### Task requirements
Gather each line of the entries below that includes "Local".

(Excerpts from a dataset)
++++++++++

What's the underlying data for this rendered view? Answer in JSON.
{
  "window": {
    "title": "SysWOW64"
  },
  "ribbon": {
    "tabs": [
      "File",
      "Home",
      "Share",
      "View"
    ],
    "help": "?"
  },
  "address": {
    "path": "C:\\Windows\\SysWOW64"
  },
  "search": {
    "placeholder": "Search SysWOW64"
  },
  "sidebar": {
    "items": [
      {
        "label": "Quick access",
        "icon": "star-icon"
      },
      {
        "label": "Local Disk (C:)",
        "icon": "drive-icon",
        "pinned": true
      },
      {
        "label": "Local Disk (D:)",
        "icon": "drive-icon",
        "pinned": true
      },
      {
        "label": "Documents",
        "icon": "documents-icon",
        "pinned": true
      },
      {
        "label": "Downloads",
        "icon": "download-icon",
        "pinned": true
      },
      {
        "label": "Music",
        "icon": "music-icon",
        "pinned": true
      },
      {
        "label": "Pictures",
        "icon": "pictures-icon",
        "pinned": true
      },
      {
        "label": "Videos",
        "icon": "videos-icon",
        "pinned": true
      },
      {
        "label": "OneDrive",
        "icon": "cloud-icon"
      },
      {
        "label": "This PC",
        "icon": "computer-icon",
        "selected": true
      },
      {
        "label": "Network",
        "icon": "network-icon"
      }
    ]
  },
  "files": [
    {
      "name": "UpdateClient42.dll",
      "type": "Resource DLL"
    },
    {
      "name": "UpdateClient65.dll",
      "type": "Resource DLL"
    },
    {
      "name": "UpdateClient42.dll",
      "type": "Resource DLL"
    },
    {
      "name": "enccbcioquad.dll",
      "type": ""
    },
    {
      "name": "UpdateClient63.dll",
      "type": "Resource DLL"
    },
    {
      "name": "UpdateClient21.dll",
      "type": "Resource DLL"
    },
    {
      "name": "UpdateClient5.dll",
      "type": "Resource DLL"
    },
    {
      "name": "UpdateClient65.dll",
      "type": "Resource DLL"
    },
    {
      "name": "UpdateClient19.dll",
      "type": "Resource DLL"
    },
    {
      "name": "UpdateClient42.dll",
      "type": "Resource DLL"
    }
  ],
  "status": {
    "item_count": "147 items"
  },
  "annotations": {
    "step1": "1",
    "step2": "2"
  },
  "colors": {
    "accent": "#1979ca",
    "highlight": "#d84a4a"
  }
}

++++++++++

### Answer space
        "label": "Local Disk (C:)",
        "label": "Local Disk (D:)",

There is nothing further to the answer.